» **TO DO**
Check each line of the listing for the word "title" and report the ones that have it.

» **AVAILABLE DATA**
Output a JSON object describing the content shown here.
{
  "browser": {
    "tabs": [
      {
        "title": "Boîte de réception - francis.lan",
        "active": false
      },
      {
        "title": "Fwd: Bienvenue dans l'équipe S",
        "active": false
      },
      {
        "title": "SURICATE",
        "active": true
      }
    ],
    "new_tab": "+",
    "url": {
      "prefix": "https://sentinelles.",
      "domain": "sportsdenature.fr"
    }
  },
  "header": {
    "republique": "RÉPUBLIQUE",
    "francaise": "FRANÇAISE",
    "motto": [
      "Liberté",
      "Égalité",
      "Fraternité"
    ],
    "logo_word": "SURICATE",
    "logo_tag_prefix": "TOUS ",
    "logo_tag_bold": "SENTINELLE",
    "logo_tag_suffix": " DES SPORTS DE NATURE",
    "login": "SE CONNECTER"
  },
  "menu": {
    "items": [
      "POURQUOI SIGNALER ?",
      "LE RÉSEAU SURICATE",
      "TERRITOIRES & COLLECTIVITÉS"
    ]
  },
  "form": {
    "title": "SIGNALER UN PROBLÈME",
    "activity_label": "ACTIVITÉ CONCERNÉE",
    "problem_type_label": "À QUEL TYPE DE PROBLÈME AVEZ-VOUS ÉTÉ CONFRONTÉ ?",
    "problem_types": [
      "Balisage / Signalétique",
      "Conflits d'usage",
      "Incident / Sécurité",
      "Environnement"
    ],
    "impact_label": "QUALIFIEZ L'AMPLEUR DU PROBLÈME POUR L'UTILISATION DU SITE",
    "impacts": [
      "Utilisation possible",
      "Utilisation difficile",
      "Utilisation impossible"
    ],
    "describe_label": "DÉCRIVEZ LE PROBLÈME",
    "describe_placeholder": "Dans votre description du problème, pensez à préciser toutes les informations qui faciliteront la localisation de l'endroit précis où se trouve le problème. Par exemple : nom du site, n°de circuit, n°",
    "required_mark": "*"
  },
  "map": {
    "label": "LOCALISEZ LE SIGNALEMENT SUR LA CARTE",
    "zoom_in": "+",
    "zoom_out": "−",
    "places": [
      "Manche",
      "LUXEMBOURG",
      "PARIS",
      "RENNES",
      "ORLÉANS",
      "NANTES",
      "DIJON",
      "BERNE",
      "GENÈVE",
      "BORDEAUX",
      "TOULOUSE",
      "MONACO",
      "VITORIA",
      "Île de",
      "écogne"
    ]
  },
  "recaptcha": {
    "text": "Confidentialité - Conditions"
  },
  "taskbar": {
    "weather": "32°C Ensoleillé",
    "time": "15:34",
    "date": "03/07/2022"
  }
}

» **SOLUTION TO THIS EXERCISE**
        "title": "Boîte de réception - francis.lan",
        "title": "Fwd: Bienvenue dans l'équipe S",
        "title": "SURICATE",
    "title": "SIGNALER UN PROBLÈME",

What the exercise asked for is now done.